ADNet has collected a number of articles into one page on this very important topic for ministry. The introduction to the page says, "Setting healthy boundaries enables us to persist in sharing Christ's love through difficult circumstances.
Tim Bosch and several of his family members headed to Montreal for a routine checkup for Tim, that is, as routine as a checkup can get for a 15-year-old with brittle bone disease.
Last night my wife and I watched a gentle film called Like Stars on Earth which tells the story of an 8-year-old boy who suffers the abuse of classmates, teachers, and even his own parents for his inability to do what most other children learn easily.
A few years ago a friend and former co-worker became a caretaker for her elderly neighbor who lived in what we would call debilitating circumstances. No one asked my friend.

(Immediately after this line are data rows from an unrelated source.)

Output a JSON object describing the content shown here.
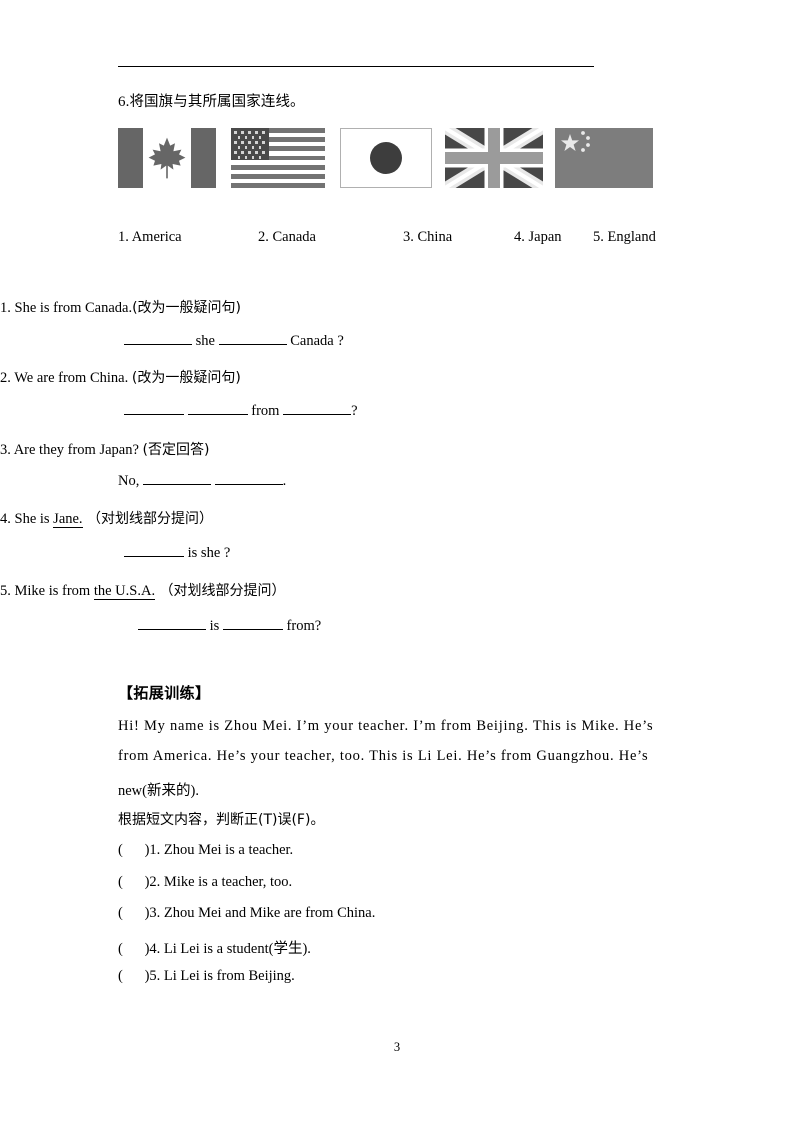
{
  "document": {
    "page_number": "3"
  },
  "match_exercise": {
    "number": "6.",
    "instruction": "将国旗与其所属国家连线。",
    "flags": [
      {
        "name": "canada-flag",
        "country": "Canada"
      },
      {
        "name": "usa-flag",
        "country": "America"
      },
      {
        "name": "japan-flag",
        "country": "Japan"
      },
      {
        "name": "uk-flag",
        "country": "England"
      },
      {
        "name": "china-flag",
        "country": "China"
      }
    ],
    "countries": [
      {
        "label": "1. America"
      },
      {
        "label": "2. Canada"
      },
      {
        "label": "3. China"
      },
      {
        "label": "4. Japan"
      },
      {
        "label": "5. England"
      }
    ]
  },
  "transform_questions": [
    {
      "stem_num": "1.",
      "stem_text": " She is from Canada.",
      "stem_hint": "(改为一般疑问句)",
      "answer_parts": [
        "",
        " she ",
        " Canada ?"
      ]
    },
    {
      "stem_num": "2.",
      "stem_text": " We are from China. ",
      "stem_hint": "(改为一般疑问句)",
      "answer_parts": [
        "",
        " ",
        " from ",
        "?"
      ]
    },
    {
      "stem_num": "3.",
      "stem_text": " Are they from Japan? ",
      "stem_hint": "(否定回答)",
      "answer_parts": [
        "No, ",
        " ",
        "."
      ]
    },
    {
      "stem_num": "4.",
      "stem_text": " She is ",
      "stem_underlined": "Jane.",
      "stem_hint": " （对划线部分提问）",
      "answer_parts": [
        "",
        " is she ?"
      ]
    },
    {
      "stem_num": "5.",
      "stem_text": " Mike is from ",
      "stem_underlined": "the U.S.A.",
      "stem_hint": " （对划线部分提问）",
      "answer_parts": [
        "",
        " is ",
        " from?"
      ]
    }
  ],
  "extension": {
    "heading": "【拓展训练】",
    "passage_lines": [
      "Hi! My name is Zhou Mei. I’m your teacher. I’m from Beijing. This is Mike. He’s",
      "from America. He’s your teacher, too. This is Li Lei. He’s from Guangzhou. He’s",
      "new(新来的)."
    ],
    "tf_instruction": "根据短文内容，判断正(T)误(F)。",
    "tf_items": [
      {
        "paren": "(      )",
        "text": "1. Zhou Mei is a teacher."
      },
      {
        "paren": "(      )",
        "text": "2. Mike is a teacher, too."
      },
      {
        "paren": "(      )",
        "text": "3. Zhou Mei and Mike are from China."
      },
      {
        "paren": "(      )",
        "text": "4. Li Lei is a student(学生)."
      },
      {
        "paren": "(      )",
        "text": "5. Li Lei is from Beijing."
      }
    ]
  },
  "colors": {
    "flag_gray": "#666666",
    "flag_dark": "#4a4a4a",
    "flag_mid": "#737373",
    "china_bg": "#7d7d7d",
    "uk_bg": "#474747"
  }
}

She just thought it was her responsibility.
Would you like to connect with parents of children with disabilities who share a similar faith story? Sara Pot began a discussion on our forum page. I hope you'll post a comment on the forum too, especially if you are raising a child who has a disability.
It’s a national tragedy that we as a society in North America are throwing away human lives through abortion, and such a high percentage of babies with Down Syndrome.

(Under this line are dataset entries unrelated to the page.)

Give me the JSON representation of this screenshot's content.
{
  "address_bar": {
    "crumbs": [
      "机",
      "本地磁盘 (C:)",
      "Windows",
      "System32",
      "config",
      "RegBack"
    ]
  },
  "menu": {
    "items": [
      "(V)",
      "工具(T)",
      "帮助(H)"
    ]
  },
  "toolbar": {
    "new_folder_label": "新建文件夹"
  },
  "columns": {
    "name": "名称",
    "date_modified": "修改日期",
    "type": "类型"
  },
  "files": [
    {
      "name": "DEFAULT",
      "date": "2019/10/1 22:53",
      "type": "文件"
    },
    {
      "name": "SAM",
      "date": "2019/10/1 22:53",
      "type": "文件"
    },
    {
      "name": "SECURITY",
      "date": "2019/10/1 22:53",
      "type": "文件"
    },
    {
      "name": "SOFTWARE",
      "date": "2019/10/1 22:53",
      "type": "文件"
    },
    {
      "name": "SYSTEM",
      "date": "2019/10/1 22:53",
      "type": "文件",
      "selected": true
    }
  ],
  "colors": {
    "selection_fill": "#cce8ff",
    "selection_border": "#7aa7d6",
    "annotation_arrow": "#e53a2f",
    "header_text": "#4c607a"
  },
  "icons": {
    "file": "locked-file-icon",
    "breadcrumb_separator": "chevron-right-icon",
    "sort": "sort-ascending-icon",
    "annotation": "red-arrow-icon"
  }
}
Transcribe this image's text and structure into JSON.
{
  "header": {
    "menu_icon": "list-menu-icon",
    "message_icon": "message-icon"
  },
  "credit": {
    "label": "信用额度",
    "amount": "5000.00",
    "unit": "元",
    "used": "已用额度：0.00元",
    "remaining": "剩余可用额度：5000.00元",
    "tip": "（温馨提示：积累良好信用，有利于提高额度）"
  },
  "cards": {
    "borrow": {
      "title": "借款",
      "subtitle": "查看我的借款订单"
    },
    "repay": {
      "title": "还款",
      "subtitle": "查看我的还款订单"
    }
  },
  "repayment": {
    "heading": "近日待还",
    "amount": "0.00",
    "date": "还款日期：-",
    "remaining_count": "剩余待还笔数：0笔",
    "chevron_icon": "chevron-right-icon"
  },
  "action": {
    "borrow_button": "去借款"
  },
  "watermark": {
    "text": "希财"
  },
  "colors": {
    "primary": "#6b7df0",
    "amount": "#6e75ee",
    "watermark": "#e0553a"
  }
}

Heather DeBoer reflects on life with her sister Jess, who lives with severe multiple disabilities.
I feel sorry for people who don’t have the privilege of raising a child who has a disability

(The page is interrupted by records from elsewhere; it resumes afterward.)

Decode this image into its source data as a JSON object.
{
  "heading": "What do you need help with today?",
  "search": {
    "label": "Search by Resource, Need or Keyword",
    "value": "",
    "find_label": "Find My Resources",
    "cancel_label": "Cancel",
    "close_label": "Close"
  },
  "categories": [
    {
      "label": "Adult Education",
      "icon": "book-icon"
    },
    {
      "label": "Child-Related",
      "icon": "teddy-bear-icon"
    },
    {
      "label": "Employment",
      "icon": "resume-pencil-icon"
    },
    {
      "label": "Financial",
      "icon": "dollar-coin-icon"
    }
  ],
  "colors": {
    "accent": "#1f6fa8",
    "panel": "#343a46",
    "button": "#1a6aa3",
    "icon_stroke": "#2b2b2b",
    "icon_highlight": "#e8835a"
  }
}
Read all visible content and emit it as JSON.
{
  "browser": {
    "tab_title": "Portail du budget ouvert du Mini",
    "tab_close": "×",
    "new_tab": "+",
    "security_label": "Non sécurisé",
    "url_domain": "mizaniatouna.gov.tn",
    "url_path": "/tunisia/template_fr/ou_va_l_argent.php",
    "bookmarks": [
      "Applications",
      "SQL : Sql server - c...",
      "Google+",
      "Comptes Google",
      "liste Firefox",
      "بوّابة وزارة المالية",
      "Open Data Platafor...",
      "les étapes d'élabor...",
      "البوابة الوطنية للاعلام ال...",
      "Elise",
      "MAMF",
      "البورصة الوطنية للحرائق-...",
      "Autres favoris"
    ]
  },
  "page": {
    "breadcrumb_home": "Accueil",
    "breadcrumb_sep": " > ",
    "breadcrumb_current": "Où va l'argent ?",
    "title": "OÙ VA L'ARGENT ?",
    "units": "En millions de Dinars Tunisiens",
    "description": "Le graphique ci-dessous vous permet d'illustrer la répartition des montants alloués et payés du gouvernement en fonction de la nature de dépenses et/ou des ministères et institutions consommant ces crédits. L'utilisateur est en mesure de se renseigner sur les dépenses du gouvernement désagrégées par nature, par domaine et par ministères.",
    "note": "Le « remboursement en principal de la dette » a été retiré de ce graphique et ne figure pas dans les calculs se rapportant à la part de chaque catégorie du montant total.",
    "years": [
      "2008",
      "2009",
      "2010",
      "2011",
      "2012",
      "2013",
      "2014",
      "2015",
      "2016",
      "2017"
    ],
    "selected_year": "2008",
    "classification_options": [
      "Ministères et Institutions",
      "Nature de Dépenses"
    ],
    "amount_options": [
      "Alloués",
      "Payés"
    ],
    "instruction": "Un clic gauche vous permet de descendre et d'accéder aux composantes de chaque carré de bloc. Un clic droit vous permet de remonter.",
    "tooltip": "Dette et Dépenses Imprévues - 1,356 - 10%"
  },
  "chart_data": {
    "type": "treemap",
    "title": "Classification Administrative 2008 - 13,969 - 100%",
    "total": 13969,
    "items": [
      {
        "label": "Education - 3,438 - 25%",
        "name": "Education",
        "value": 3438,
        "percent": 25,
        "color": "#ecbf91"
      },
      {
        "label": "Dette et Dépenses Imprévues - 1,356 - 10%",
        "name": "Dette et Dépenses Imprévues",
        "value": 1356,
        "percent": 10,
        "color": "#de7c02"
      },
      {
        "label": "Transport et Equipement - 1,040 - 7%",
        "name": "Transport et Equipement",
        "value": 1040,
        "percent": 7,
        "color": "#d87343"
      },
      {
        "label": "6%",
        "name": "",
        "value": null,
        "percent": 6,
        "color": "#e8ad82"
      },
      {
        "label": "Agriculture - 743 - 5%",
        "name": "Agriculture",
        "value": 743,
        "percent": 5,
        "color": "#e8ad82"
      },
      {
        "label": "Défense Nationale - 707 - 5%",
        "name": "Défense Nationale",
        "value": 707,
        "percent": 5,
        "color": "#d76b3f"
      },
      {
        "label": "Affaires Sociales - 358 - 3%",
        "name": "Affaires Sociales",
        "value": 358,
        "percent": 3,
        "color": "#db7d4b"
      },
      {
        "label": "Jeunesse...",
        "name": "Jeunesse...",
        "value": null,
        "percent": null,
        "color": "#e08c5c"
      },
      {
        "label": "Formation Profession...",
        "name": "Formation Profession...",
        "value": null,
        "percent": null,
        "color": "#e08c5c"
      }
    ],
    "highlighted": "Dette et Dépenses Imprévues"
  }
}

Parade Magazine's article, "Unlocking the Silent Prison" describes research that has shown that people with dementia find written communication much more useful/memorable than spoken communication.
In this touching and warm story, Chris Gabbard, an English professor at the University of North Florida, reflects on life with his son, August, who lives with multiple impairments.
Of all the things I imagine doing with mom, feeding her is not on the list. Taking her out for lunch, having coffee with her, giving her a birthday gift, sharing a laugh together, it’s easy to imagine these activities, but not feeding her.
Impact: Feature Issue on Sexuality and People with Intellectual, Developmental and Other Disabilities
This journal from the College of Education and Human Development at the University of Minnesota tackles a challenging topic. Articles are not necessarily presented from a Christian perspective; please read with discernment.
In these articles from Focus on the Family, Joe and Cindi Ferrini, who are parents of a child with disabilities.
This Focus on the Family article series describes itself like this: "Amid these stories from other parents, you'll find tips and tools in the areas of schooling, church, balancing the needs of your disabled child and the needs of your other children, coping when your circumstances have become too hard and encouragement in developing friendships."
Disability Concerns has partnered with Faith and Hope Ministries to produce a free, downloadable study series on mental illness. Let’s Talk! Breaking the Silence around Mental Illness in Our Communities of Faith will open conversations about this often hidden subject.
Many people have to stay away from church fellowship because their allergies or chemical sensitivities prevent them from interaction with the people there. Churches can take steps to bring at least some people back into community again.
A Compassionate Journey guides readers in the practice of compassion and provides a helpful perspective on caring in the face of long-term need.